Each theory of language acquisition mediates research, reflection, and critical assessment in a particular way, guiding and constraining conceptualizations of what language is and how we learn it. This course will review and critically analyze the historical and epistemological context of Second Language Acquisition (SLA) theories from the latter half of the 20th century to the present. The course will expose students to a broad range of theoretical constructs for the purpose of better understanding the current approaches. The first part of the class will cover: contrastive analysis, interlanguage, creative construction hypothesis, Universal Grammar, interactionalist, cognitive and socio-psychological approaches. In the second part of the class we will examine various manifestations of the social turn in SLA: sociocultural theory, language socialization, and postructuralist approaches to SLA. Readings include influential texts representing each of these stances and illustrative work guiding data collection, analysis and interpretation. Whenever possible, we will strive to read texts of mainly historical interest in the original. Students may anticipate deriving from this course a general understanding of the professional landscape of second language acquisition research as well as an appreciation of the ways in which current debates in the field are epistemologically grounded.

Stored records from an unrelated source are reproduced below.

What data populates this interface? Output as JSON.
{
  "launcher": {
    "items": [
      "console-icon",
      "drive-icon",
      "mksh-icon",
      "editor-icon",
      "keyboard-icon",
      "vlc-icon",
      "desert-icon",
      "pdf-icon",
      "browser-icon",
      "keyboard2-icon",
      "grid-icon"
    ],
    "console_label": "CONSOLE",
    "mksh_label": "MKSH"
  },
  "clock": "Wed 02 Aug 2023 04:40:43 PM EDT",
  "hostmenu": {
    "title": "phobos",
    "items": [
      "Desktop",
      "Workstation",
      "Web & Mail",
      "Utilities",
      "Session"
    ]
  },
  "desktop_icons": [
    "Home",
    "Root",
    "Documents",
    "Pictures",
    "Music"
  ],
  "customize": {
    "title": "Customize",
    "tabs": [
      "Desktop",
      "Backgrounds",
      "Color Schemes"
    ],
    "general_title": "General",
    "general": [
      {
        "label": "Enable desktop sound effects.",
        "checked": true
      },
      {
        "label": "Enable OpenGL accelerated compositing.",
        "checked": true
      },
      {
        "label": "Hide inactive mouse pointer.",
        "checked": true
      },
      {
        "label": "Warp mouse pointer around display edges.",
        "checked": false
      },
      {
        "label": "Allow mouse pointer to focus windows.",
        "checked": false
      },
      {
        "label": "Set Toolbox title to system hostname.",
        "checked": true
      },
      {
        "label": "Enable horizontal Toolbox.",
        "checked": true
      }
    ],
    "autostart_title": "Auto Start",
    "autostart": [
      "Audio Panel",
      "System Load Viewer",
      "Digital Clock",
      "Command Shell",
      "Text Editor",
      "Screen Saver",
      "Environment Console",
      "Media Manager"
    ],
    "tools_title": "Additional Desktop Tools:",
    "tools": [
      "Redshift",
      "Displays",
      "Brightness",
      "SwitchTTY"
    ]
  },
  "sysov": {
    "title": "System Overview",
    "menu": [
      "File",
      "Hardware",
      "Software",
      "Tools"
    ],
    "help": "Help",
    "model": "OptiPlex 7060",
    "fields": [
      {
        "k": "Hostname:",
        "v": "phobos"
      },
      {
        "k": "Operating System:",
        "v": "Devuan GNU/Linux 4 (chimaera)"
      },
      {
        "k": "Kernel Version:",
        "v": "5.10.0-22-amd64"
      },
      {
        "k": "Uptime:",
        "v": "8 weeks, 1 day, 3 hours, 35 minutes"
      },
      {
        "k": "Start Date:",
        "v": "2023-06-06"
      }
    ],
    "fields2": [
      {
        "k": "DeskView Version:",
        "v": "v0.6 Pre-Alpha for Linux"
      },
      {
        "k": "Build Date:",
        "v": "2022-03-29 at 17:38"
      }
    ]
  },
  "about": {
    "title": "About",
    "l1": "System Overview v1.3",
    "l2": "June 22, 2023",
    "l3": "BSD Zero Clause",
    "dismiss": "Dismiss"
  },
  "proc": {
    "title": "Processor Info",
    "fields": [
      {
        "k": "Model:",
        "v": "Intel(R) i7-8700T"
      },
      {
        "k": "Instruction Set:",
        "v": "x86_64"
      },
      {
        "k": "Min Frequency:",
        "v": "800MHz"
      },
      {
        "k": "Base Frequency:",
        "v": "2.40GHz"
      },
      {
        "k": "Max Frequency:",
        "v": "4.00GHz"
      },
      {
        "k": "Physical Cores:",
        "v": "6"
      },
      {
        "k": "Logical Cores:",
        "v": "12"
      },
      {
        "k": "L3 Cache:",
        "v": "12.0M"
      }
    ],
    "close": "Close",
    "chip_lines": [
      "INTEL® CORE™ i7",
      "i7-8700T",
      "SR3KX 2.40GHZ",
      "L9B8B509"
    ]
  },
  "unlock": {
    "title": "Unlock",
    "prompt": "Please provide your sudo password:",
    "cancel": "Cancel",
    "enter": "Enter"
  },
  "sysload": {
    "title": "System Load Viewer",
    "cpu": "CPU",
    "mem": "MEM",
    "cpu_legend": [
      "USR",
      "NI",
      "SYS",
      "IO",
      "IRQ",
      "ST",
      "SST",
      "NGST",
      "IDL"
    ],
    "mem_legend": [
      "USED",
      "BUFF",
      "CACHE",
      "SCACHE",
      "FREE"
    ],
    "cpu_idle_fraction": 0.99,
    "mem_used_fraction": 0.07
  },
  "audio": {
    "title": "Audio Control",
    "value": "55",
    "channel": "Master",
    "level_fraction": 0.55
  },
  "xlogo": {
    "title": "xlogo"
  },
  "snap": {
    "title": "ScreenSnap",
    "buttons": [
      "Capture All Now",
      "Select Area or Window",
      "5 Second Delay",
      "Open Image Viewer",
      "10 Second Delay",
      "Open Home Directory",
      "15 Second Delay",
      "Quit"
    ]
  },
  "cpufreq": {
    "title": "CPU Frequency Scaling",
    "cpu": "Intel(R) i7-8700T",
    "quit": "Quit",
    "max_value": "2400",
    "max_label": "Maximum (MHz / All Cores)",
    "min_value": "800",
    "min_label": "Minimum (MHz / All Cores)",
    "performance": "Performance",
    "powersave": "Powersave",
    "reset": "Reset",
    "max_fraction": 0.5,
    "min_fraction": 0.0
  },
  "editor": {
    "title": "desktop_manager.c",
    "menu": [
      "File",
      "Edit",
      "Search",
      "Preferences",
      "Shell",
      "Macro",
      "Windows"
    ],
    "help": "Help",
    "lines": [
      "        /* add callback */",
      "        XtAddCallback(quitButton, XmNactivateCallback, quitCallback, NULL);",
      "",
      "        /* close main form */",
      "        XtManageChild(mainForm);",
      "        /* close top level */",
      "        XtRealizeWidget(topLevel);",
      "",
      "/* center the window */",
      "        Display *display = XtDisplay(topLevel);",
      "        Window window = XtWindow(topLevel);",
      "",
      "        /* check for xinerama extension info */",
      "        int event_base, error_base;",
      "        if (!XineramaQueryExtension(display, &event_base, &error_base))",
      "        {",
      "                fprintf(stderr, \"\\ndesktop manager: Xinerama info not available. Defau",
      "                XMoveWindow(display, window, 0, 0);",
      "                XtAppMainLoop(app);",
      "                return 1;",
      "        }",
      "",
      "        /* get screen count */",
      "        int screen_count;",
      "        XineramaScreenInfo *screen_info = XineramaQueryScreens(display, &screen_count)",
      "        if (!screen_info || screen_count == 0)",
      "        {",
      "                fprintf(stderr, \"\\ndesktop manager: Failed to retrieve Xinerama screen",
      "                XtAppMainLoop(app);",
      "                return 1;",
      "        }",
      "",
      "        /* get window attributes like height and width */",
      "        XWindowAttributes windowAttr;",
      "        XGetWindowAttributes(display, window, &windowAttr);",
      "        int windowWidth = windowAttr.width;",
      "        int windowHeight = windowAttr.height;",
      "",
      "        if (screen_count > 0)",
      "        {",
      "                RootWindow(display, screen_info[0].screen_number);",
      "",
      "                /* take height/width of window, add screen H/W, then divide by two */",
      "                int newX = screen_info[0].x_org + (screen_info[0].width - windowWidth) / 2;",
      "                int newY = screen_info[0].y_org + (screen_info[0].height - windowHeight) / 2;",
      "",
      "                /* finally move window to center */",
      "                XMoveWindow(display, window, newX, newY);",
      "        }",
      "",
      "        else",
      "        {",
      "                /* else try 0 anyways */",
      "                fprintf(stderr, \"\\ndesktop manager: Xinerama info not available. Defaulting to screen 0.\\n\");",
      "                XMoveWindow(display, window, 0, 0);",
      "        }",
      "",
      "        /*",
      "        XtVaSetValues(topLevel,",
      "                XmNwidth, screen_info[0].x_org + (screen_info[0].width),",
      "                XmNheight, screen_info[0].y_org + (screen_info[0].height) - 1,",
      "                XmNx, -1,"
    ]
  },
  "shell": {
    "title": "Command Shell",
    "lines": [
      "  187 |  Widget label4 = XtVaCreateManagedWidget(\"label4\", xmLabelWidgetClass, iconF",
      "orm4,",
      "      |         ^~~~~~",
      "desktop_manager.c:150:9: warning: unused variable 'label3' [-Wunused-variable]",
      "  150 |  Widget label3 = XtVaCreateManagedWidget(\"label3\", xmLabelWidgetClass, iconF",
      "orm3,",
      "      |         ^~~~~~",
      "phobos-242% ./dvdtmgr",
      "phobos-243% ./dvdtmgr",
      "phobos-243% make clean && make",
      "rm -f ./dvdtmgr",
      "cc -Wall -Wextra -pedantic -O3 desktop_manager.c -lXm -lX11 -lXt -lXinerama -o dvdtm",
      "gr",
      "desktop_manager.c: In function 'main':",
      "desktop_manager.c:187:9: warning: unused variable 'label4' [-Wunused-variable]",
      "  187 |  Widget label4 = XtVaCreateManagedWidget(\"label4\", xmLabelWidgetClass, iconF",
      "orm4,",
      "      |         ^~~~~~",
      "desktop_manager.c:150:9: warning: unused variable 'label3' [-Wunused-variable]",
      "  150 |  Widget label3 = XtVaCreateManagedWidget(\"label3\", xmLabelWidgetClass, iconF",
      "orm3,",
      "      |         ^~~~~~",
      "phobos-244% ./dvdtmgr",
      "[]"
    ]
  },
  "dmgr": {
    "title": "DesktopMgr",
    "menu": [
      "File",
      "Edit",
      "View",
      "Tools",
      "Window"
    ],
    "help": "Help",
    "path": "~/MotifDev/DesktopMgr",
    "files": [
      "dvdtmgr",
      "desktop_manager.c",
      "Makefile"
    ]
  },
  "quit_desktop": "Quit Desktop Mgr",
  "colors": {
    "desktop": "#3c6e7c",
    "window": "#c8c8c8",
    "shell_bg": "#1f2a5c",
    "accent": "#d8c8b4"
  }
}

Throughout the semester students will engage in a range of theoretical, pedagogical, and reflective activities that will enable them to:
1) understand the historical importance and epistemological differences in SLA theories and how these stances inform teaching and learning practices in the field
2) recognize the highly situated and interpretative processes involved in second language acquisition/learning and be able to reflect on, critically analyze, and evaluate their own language teaching and learning experiences
3) become sensitive to the complex social, cultural, and historical factors that affect Second Language Acquisition
4) use their knowledge of theory to inform their choices of teaching and research critically evaluate SLA theories critically analyze and discuss current research conducted in the areas of SLA
5) critically evaluate SLA theories
6) critically analyze and discuss current research conducted in the areas of SLA
- Professor: Rosita Rivera
Supervised writing, with emphasis on clearness, correctness, conciseness, completeness, and appropriate tone; practice in organizing paragraphing, sentence structure, word choice, grammar, and punctuation. Purpose: The purpose of this course is to teach students how to plan, write, and produce formal technical reports, memo reports, and other short technical documents commonly written by technical and business professionals in a wide variety of workplace settings.
Course Objectives and Student Learning Outcomes:
Upon successfully completing this course students should be able to complete the following tasks:
By the conclusion of this course the student should be able to:
- define technical writing.
- identify audience and purpose by evaluating and analyzing various models of technical writing.
- define and apply the proper format and language to a technical document for each audience
- Examine sources in his/her field for relevance and credibility
- use numerous research sources such as the library, the Internet, interviews, surveys in order to produce and support credible documents.
- collaborate in teams using process in order to compose and produce technical writing projects.
- identify what formal rules for writing govern his/her discipline.
- learn and apply formal rules for writing as required in this class.
- organize and present arguments effectively [written and oral].
- avoid plagiarism through proper use of paraphrasing, quoting, attributions and documentation.
- formally present projects in class [written, visual, oral].
- identify legal and ethical issues in technical writing.
- edit one’s own work and the work of peers for content, organization, style, and mechanics.
- produce competent versions of most common workplace document types and understand how to adapt them to serve specific informational and rhetorical purposes.
- employ an effective writing process involving analysis of the rhetorical situation; discovery and development of ideas; and arrangement, drafting, revision, and editing of final documents.
Course topics and projects: We will work with the following major topic areas during the semester:
1. Writing process in technical writing (purpose, audience, strategies)
2. Elements of document design, analyzing documents
3. Informative writing, describing and defining, arguing,
4. Job related documents (resumés, cover letters, etc)
5. Reports and proposals, abstracts, summaries,
6. Ethics and legal issues in professional writing, plagiarism
7. Oral presentations
Both individual and group projects or tasks will be used in approaching and discussing these topics, and the focus will be on identifying the communication problems present in a given situation and how best to resolve these problems. Class writing will follow a process approach to writing.
- Professor: Rosita Rivera